The problem
Print every line of the material below exactly as it stands, but omit the pictures.

Input
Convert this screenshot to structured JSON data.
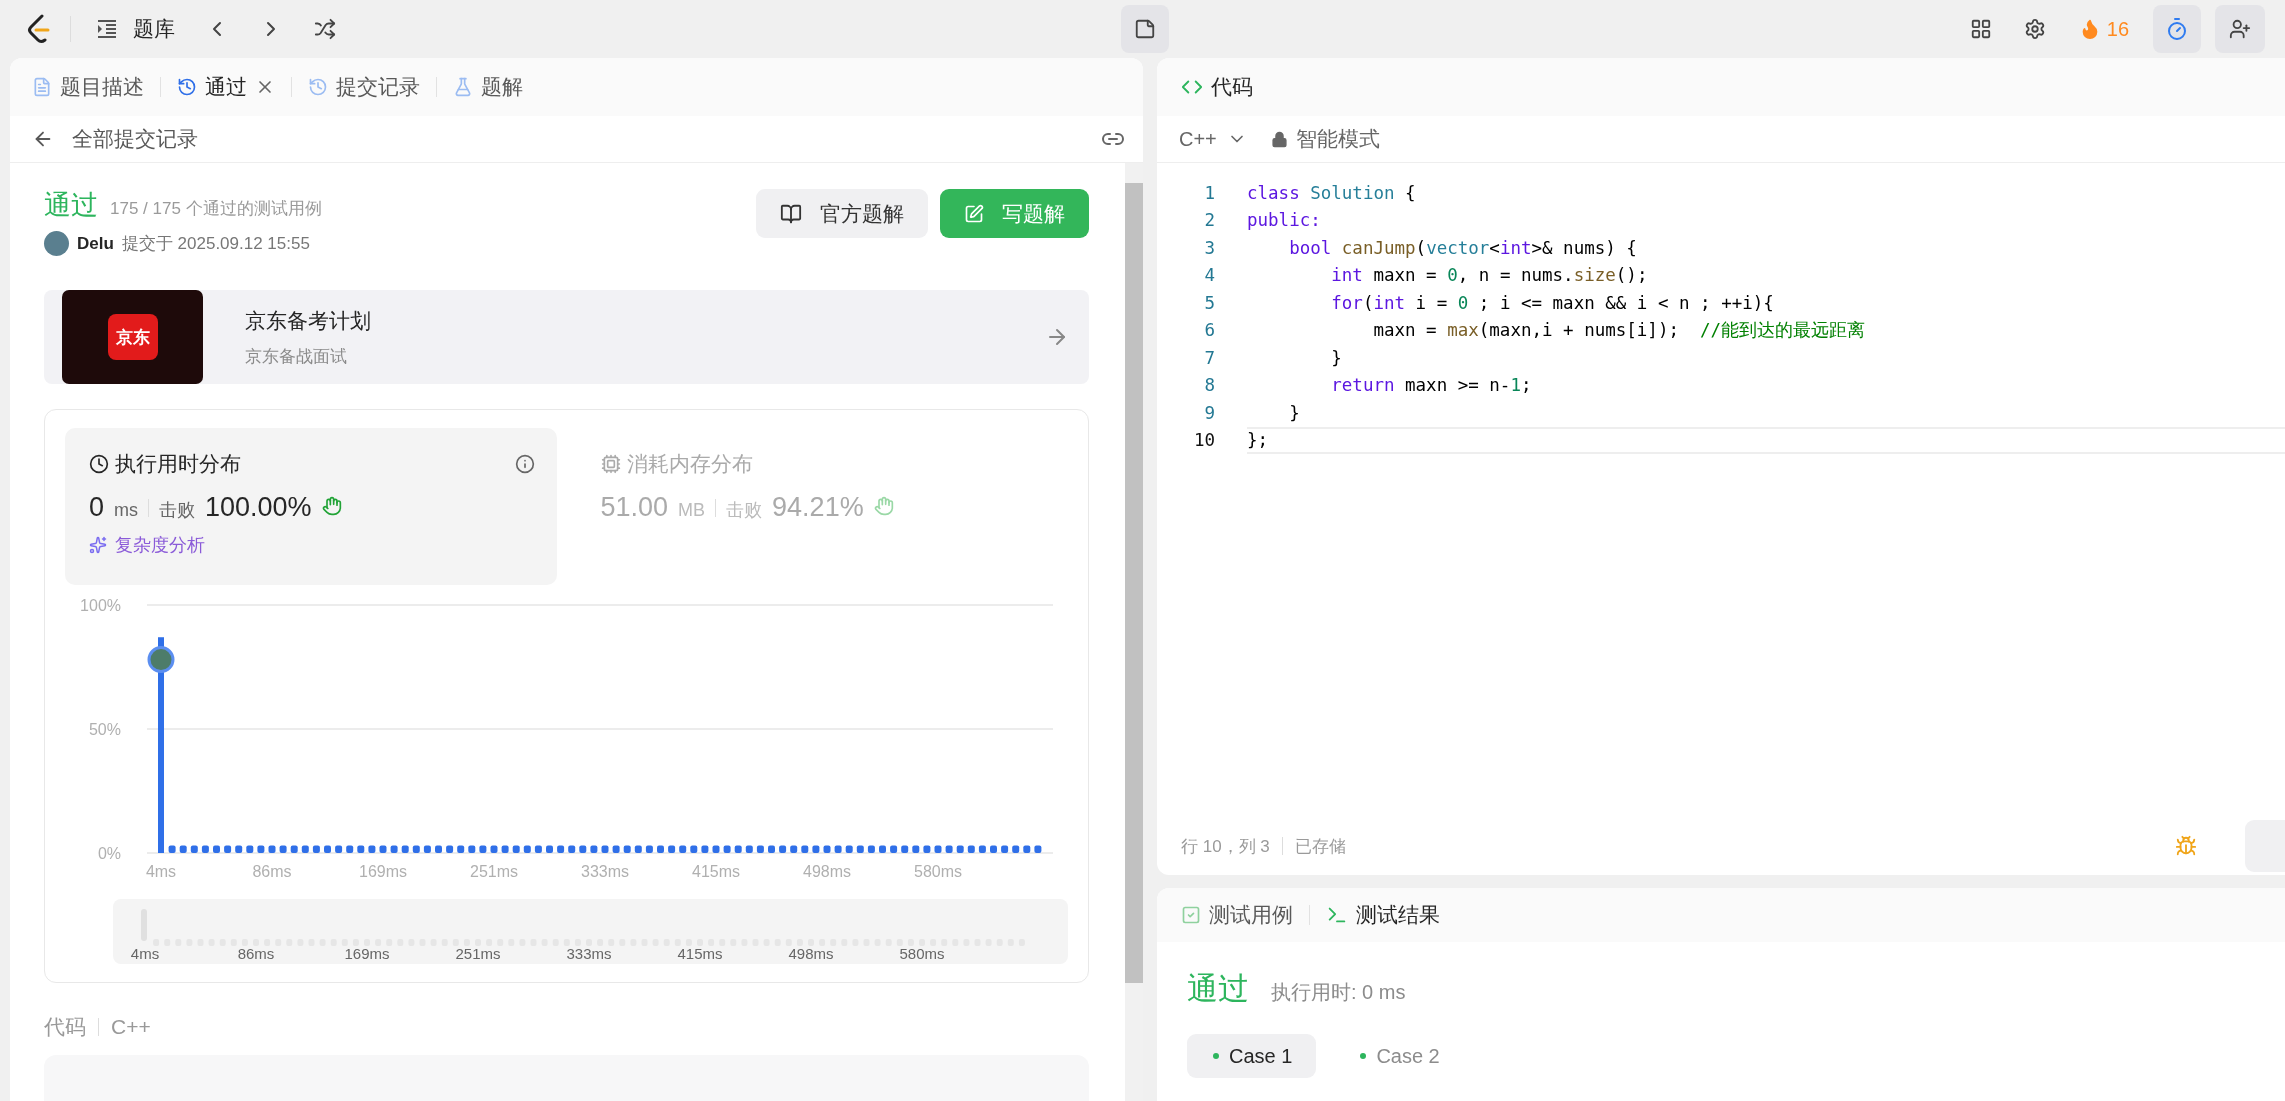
{
  "topbar": {
    "problem_bank": "题库",
    "streak": "16"
  },
  "left_tabs": [
    {
      "label": "题目描述",
      "selected": false,
      "closable": false
    },
    {
      "label": "通过",
      "selected": true,
      "closable": true
    },
    {
      "label": "提交记录",
      "selected": false,
      "closable": false
    },
    {
      "label": "题解",
      "selected": false,
      "closable": false
    }
  ],
  "back_label": "全部提交记录",
  "submission": {
    "status": "通过",
    "tests": "175 / 175 个通过的测试用例",
    "user": "Delu",
    "submitted": "提交于 2025.09.12 15:55",
    "buttons": [
      {
        "label": "官方题解",
        "kind": "secondary"
      },
      {
        "label": "写题解",
        "kind": "primary"
      }
    ]
  },
  "promo": {
    "logo": "京东",
    "title": "京东备考计划",
    "subtitle": "京东备战面试"
  },
  "stats": [
    {
      "title": "执行用时分布",
      "value": "0",
      "unit": "ms",
      "beat_label": "击败",
      "beat": "100.00%",
      "selected": true,
      "link": "复杂度分析"
    },
    {
      "title": "消耗内存分布",
      "value": "51.00",
      "unit": "MB",
      "beat_label": "击败",
      "beat": "94.21%",
      "selected": false
    }
  ],
  "chart_data": {
    "type": "bar",
    "values": [
      87,
      3,
      3,
      3,
      3,
      3,
      3,
      3,
      3,
      3,
      3,
      3,
      3,
      3,
      3,
      3,
      3,
      3,
      3,
      3,
      3,
      3,
      3,
      3,
      3,
      3,
      3,
      3,
      3,
      3,
      3,
      3,
      3,
      3,
      3,
      3,
      3,
      3,
      3,
      3,
      3,
      3,
      3,
      3,
      3,
      3,
      3,
      3,
      3,
      3,
      3,
      3,
      3,
      3,
      3,
      3,
      3,
      3,
      3,
      3,
      3,
      3,
      3,
      3,
      3,
      3,
      3,
      3,
      3,
      3,
      3,
      3,
      3,
      3,
      3,
      3,
      3,
      3,
      3,
      3
    ],
    "ylim": [
      0,
      100
    ],
    "yticks": [
      {
        "value": 0,
        "label": "0%"
      },
      {
        "value": 50,
        "label": "50%"
      },
      {
        "value": 100,
        "label": "100%"
      }
    ],
    "categories": [
      "4ms",
      null,
      null,
      null,
      null,
      null,
      null,
      null,
      null,
      null,
      "86ms",
      null,
      null,
      null,
      null,
      null,
      null,
      null,
      null,
      null,
      "169ms",
      null,
      null,
      null,
      null,
      null,
      null,
      null,
      null,
      null,
      "251ms",
      null,
      null,
      null,
      null,
      null,
      null,
      null,
      null,
      null,
      "333ms",
      null,
      null,
      null,
      null,
      null,
      null,
      null,
      null,
      null,
      "415ms",
      null,
      null,
      null,
      null,
      null,
      null,
      null,
      null,
      null,
      "498ms",
      null,
      null,
      null,
      null,
      null,
      null,
      null,
      null,
      null,
      "580ms",
      null,
      null,
      null,
      null,
      null,
      null,
      null,
      null,
      null
    ]
  },
  "overview": {
    "labels": [
      "4ms",
      "86ms",
      "169ms",
      "251ms",
      "333ms",
      "415ms",
      "498ms",
      "580ms"
    ]
  },
  "code_section": {
    "label": "代码",
    "language": "C++"
  },
  "editor": {
    "title": "代码",
    "language": "C++",
    "mode": "智能模式",
    "lines": [
      {
        "number": "1",
        "current": false,
        "tokens": [
          {
            "kind": "keyword",
            "text": "class "
          },
          {
            "kind": "type",
            "text": "Solution"
          },
          {
            "kind": "plain",
            "text": " {"
          }
        ]
      },
      {
        "number": "2",
        "current": false,
        "tokens": [
          {
            "kind": "keyword",
            "text": "public:"
          }
        ]
      },
      {
        "number": "3",
        "current": false,
        "tokens": [
          {
            "kind": "keyword",
            "text": "    bool "
          },
          {
            "kind": "function",
            "text": "canJump"
          },
          {
            "kind": "plain",
            "text": "("
          },
          {
            "kind": "type",
            "text": "vector"
          },
          {
            "kind": "plain",
            "text": "<"
          },
          {
            "kind": "keyword",
            "text": "int"
          },
          {
            "kind": "plain",
            "text": ">& nums) {"
          }
        ]
      },
      {
        "number": "4",
        "current": false,
        "tokens": [
          {
            "kind": "keyword",
            "text": "        int"
          },
          {
            "kind": "plain",
            "text": " maxn = "
          },
          {
            "kind": "number",
            "text": "0"
          },
          {
            "kind": "plain",
            "text": ", n = nums."
          },
          {
            "kind": "function",
            "text": "size"
          },
          {
            "kind": "plain",
            "text": "();"
          }
        ]
      },
      {
        "number": "5",
        "current": false,
        "tokens": [
          {
            "kind": "keyword",
            "text": "        for"
          },
          {
            "kind": "plain",
            "text": "("
          },
          {
            "kind": "keyword",
            "text": "int"
          },
          {
            "kind": "plain",
            "text": " i = "
          },
          {
            "kind": "number",
            "text": "0"
          },
          {
            "kind": "plain",
            "text": " ; i <= maxn && i < n ; ++i){"
          }
        ]
      },
      {
        "number": "6",
        "current": false,
        "tokens": [
          {
            "kind": "plain",
            "text": "            maxn = "
          },
          {
            "kind": "function",
            "text": "max"
          },
          {
            "kind": "plain",
            "text": "(maxn,i + nums[i]);  "
          },
          {
            "kind": "comment",
            "text": "//能到达的最远距离"
          }
        ]
      },
      {
        "number": "7",
        "current": false,
        "tokens": [
          {
            "kind": "plain",
            "text": "        }"
          }
        ]
      },
      {
        "number": "8",
        "current": false,
        "tokens": [
          {
            "kind": "keyword",
            "text": "        return"
          },
          {
            "kind": "plain",
            "text": " maxn >= n-"
          },
          {
            "kind": "number",
            "text": "1"
          },
          {
            "kind": "plain",
            "text": ";"
          }
        ]
      },
      {
        "number": "9",
        "current": false,
        "tokens": [
          {
            "kind": "plain",
            "text": "    }"
          }
        ]
      },
      {
        "number": "10",
        "current": true,
        "tokens": [
          {
            "kind": "plain",
            "text": "};"
          }
        ]
      }
    ],
    "status": {
      "position": "行 10，列 3",
      "saved": "已存储"
    }
  },
  "console": {
    "tabs": [
      {
        "label": "测试用例",
        "selected": false
      },
      {
        "label": "测试结果",
        "selected": true
      }
    ],
    "status": "通过",
    "runtime": "执行用时: 0 ms",
    "cases": [
      {
        "label": "Case 1",
        "selected": true
      },
      {
        "label": "Case 2",
        "selected": false
      }
    ]
  }
}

Response below
Convert this screenshot to structured JSON data.
{
  "topbar": {
    "problem_bank": "题库",
    "streak": "16"
  },
  "left_tabs": [
    {
      "label": "题目描述",
      "selected": false,
      "closable": false
    },
    {
      "label": "通过",
      "selected": true,
      "closable": true
    },
    {
      "label": "提交记录",
      "selected": false,
      "closable": false
    },
    {
      "label": "题解",
      "selected": false,
      "closable": false
    }
  ],
  "back_label": "全部提交记录",
  "submission": {
    "status": "通过",
    "tests": "175 / 175 个通过的测试用例",
    "user": "Delu",
    "submitted": "提交于 2025.09.12 15:55",
    "buttons": [
      {
        "label": "官方题解",
        "kind": "secondary"
      },
      {
        "label": "写题解",
        "kind": "primary"
      }
    ]
  },
  "promo": {
    "logo": "京东",
    "title": "京东备考计划",
    "subtitle": "京东备战面试"
  },
  "stats": [
    {
      "title": "执行用时分布",
      "value": "0",
      "unit": "ms",
      "beat_label": "击败",
      "beat": "100.00%",
      "selected": true,
      "link": "复杂度分析"
    },
    {
      "title": "消耗内存分布",
      "value": "51.00",
      "unit": "MB",
      "beat_label": "击败",
      "beat": "94.21%",
      "selected": false
    }
  ],
  "chart_data": {
    "type": "bar",
    "values": [
      87,
      3,
      3,
      3,
      3,
      3,
      3,
      3,
      3,
      3,
      3,
      3,
      3,
      3,
      3,
      3,
      3,
      3,
      3,
      3,
      3,
      3,
      3,
      3,
      3,
      3,
      3,
      3,
      3,
      3,
      3,
      3,
      3,
      3,
      3,
      3,
      3,
      3,
      3,
      3,
      3,
      3,
      3,
      3,
      3,
      3,
      3,
      3,
      3,
      3,
      3,
      3,
      3,
      3,
      3,
      3,
      3,
      3,
      3,
      3,
      3,
      3,
      3,
      3,
      3,
      3,
      3,
      3,
      3,
      3,
      3,
      3,
      3,
      3,
      3,
      3,
      3,
      3,
      3,
      3
    ],
    "ylim": [
      0,
      100
    ],
    "yticks": [
      {
        "value": 0,
        "label": "0%"
      },
      {
        "value": 50,
        "label": "50%"
      },
      {
        "value": 100,
        "label": "100%"
      }
    ],
    "categories": [
      "4ms",
      null,
      null,
      null,
      null,
      null,
      null,
      null,
      null,
      null,
      "86ms",
      null,
      null,
      null,
      null,
      null,
      null,
      null,
      null,
      null,
      "169ms",
      null,
      null,
      null,
      null,
      null,
      null,
      null,
      null,
      null,
      "251ms",
      null,
      null,
      null,
      null,
      null,
      null,
      null,
      null,
      null,
      "333ms",
      null,
      null,
      null,
      null,
      null,
      null,
      null,
      null,
      null,
      "415ms",
      null,
      null,
      null,
      null,
      null,
      null,
      null,
      null,
      null,
      "498ms",
      null,
      null,
      null,
      null,
      null,
      null,
      null,
      null,
      null,
      "580ms",
      null,
      null,
      null,
      null,
      null,
      null,
      null,
      null,
      null
    ]
  },
  "overview": {
    "labels": [
      "4ms",
      "86ms",
      "169ms",
      "251ms",
      "333ms",
      "415ms",
      "498ms",
      "580ms"
    ]
  },
  "code_section": {
    "label": "代码",
    "language": "C++"
  },
  "editor": {
    "title": "代码",
    "language": "C++",
    "mode": "智能模式",
    "lines": [
      {
        "number": "1",
        "current": false,
        "tokens": [
          {
            "kind": "keyword",
            "text": "class "
          },
          {
            "kind": "type",
            "text": "Solution"
          },
          {
            "kind": "plain",
            "text": " {"
          }
        ]
      },
      {
        "number": "2",
        "current": false,
        "tokens": [
          {
            "kind": "keyword",
            "text": "public:"
          }
        ]
      },
      {
        "number": "3",
        "current": false,
        "tokens": [
          {
            "kind": "keyword",
            "text": "    bool "
          },
          {
            "kind": "function",
            "text": "canJump"
          },
          {
            "kind": "plain",
            "text": "("
          },
          {
            "kind": "type",
            "text": "vector"
          },
          {
            "kind": "plain",
            "text": "<"
          },
          {
            "kind": "keyword",
            "text": "int"
          },
          {
            "kind": "plain",
            "text": ">& nums) {"
          }
        ]
      },
      {
        "number": "4",
        "current": false,
        "tokens": [
          {
            "kind": "keyword",
            "text": "        int"
          },
          {
            "kind": "plain",
            "text": " maxn = "
          },
          {
            "kind": "number",
            "text": "0"
          },
          {
            "kind": "plain",
            "text": ", n = nums."
          },
          {
            "kind": "function",
            "text": "size"
          },
          {
            "kind": "plain",
            "text": "();"
          }
        ]
      },
      {
        "number": "5",
        "current": false,
        "tokens": [
          {
            "kind": "keyword",
            "text": "        for"
          },
          {
            "kind": "plain",
            "text": "("
          },
          {
            "kind": "keyword",
            "text": "int"
          },
          {
            "kind": "plain",
            "text": " i = "
          },
          {
            "kind": "number",
            "text": "0"
          },
          {
            "kind": "plain",
            "text": " ; i <= maxn && i < n ; ++i){"
          }
        ]
      },
      {
        "number": "6",
        "current": false,
        "tokens": [
          {
            "kind": "plain",
            "text": "            maxn = "
          },
          {
            "kind": "function",
            "text": "max"
          },
          {
            "kind": "plain",
            "text": "(maxn,i + nums[i]);  "
          },
          {
            "kind": "comment",
            "text": "//能到达的最远距离"
          }
        ]
      },
      {
        "number": "7",
        "current": false,
        "tokens": [
          {
            "kind": "plain",
            "text": "        }"
          }
        ]
      },
      {
        "number": "8",
        "current": false,
        "tokens": [
          {
            "kind": "keyword",
            "text": "        return"
          },
          {
            "kind": "plain",
            "text": " maxn >= n-"
          },
          {
            "kind": "number",
            "text": "1"
          },
          {
            "kind": "plain",
            "text": ";"
          }
        ]
      },
      {
        "number": "9",
        "current": false,
        "tokens": [
          {
            "kind": "plain",
            "text": "    }"
          }
        ]
      },
      {
        "number": "10",
        "current": true,
        "tokens": [
          {
            "kind": "plain",
            "text": "};"
          }
        ]
      }
    ],
    "status": {
      "position": "行 10，列 3",
      "saved": "已存储"
    }
  },
  "console": {
    "tabs": [
      {
        "label": "测试用例",
        "selected": false
      },
      {
        "label": "测试结果",
        "selected": true
      }
    ],
    "status": "通过",
    "runtime": "执行用时: 0 ms",
    "cases": [
      {
        "label": "Case 1",
        "selected": true
      },
      {
        "label": "Case 2",
        "selected": false
      }
    ]
  }
}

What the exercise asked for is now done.